▶ _Work item_
Check every line below for the word "change" and show those that hold it.
Segment Start: Data for processing
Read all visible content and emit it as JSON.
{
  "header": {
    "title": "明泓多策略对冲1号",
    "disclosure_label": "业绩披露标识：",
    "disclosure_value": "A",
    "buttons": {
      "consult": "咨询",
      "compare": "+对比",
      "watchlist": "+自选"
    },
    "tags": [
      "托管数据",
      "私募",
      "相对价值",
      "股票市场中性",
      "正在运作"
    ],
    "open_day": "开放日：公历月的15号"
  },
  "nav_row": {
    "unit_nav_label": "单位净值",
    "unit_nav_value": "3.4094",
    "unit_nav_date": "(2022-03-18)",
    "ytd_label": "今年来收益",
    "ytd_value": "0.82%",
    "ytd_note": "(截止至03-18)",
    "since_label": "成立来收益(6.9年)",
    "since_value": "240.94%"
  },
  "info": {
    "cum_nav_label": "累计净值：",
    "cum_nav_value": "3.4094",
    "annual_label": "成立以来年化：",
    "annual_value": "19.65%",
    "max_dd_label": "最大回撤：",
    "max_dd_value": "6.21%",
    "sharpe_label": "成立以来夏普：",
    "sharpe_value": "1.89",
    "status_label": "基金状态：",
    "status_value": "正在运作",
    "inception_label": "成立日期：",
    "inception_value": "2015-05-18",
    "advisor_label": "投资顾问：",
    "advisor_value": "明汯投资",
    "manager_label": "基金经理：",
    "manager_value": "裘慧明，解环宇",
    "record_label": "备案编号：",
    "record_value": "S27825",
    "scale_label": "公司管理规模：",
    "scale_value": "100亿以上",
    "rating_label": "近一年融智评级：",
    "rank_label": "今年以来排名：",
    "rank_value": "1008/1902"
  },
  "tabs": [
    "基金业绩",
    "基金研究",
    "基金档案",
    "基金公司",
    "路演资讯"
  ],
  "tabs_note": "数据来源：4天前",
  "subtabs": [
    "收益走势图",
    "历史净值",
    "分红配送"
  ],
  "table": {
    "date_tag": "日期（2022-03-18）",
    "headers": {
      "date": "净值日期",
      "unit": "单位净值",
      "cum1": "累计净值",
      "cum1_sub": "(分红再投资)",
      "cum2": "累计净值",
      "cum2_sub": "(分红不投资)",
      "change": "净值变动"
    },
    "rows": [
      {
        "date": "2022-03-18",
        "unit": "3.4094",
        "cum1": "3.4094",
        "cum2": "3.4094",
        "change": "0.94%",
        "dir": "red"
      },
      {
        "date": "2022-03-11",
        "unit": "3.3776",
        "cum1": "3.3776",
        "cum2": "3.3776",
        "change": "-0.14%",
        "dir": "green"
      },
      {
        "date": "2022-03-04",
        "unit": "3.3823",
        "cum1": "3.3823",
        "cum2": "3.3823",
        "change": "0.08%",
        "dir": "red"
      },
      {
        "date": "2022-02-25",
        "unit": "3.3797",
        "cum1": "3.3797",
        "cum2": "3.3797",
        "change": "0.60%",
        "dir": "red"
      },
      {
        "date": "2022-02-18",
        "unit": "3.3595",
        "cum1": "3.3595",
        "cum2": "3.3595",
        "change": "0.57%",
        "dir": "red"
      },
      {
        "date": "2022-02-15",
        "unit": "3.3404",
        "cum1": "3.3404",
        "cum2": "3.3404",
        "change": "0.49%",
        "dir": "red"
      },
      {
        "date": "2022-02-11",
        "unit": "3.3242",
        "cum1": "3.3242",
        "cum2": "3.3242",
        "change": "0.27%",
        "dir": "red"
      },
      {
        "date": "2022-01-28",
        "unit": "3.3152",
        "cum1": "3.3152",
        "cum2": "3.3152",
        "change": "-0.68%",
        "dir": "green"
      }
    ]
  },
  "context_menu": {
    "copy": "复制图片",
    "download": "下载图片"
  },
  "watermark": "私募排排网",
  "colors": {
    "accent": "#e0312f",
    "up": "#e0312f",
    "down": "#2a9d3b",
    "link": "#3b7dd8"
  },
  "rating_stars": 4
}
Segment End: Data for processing
▶ _Reply to the exercise_
      "change": "净值变动"
        "change": "0.94%",
        "change": "-0.14%",
        "change": "0.08%",
        "change": "0.60%",
        "change": "0.57%",
        "change": "0.49%",
        "change": "0.27%",
        "change": "-0.68%",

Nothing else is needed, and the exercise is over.